§ **THE PROBLEM**:
From the data below, return each line in which the string "JSON" is found.
━━ MATERIAL PROVIDED ━━
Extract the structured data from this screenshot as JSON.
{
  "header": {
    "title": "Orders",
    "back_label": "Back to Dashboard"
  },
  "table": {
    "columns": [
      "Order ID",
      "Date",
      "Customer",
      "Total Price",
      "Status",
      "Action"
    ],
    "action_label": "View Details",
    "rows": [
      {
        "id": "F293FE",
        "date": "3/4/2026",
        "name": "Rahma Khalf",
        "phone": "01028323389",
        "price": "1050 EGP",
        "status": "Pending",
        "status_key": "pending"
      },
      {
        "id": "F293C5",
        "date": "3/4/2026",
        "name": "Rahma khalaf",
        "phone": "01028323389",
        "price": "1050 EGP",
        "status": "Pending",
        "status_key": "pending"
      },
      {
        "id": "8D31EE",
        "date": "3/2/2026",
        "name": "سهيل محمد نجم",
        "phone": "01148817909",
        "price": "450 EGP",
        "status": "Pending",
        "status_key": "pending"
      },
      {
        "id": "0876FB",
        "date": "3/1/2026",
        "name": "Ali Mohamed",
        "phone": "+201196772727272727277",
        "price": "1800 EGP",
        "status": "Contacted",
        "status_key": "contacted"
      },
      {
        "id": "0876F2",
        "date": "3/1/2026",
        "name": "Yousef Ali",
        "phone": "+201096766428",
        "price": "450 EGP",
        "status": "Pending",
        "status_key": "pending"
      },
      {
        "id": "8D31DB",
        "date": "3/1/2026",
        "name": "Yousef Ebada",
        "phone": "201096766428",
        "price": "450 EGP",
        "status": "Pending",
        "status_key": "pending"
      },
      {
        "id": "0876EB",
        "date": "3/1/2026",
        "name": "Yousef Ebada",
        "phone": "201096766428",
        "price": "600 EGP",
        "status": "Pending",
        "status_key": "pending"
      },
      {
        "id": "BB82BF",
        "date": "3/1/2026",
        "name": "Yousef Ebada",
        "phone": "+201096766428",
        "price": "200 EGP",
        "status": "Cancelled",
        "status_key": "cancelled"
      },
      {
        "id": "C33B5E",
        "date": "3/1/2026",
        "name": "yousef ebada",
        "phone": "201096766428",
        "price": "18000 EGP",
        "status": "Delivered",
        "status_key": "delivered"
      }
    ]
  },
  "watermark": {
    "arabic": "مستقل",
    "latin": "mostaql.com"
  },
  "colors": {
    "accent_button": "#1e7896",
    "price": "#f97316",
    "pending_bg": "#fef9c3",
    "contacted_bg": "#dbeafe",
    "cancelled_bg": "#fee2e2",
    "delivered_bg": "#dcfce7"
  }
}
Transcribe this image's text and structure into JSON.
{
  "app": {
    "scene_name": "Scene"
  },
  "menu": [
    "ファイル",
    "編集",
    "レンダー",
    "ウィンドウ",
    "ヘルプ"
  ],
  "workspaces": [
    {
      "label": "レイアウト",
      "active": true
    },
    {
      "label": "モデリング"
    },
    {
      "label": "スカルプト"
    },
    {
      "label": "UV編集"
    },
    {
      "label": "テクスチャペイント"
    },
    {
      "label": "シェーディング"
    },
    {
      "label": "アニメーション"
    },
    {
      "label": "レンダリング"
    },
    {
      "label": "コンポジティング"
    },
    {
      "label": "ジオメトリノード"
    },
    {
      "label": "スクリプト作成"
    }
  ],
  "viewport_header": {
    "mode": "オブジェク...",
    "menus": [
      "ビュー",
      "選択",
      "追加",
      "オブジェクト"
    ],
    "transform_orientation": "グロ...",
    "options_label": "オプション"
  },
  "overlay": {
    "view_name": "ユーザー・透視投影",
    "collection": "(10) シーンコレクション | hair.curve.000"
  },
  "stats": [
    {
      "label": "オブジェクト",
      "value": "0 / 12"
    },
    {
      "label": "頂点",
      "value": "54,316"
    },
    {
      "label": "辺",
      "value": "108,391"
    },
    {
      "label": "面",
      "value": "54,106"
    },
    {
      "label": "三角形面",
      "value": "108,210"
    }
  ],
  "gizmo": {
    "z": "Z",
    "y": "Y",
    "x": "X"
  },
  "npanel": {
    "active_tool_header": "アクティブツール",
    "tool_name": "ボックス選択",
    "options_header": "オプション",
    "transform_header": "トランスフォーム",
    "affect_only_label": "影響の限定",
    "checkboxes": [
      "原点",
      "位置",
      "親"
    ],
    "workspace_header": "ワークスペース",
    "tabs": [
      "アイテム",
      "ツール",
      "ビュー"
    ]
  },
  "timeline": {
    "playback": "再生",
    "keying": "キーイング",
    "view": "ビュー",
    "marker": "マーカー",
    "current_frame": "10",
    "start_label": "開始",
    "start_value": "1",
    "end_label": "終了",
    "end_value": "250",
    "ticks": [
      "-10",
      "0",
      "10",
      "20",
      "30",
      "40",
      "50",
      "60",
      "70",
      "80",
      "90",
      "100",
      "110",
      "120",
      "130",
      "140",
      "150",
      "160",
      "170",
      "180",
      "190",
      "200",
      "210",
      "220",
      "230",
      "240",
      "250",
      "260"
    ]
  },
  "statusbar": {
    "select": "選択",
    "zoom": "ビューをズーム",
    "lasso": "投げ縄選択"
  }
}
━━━
§ **SOLUTION TO THIS EXERCISE**:
Extract the structured data from this screenshot as JSON.
Transcribe this image's text and structure into JSON.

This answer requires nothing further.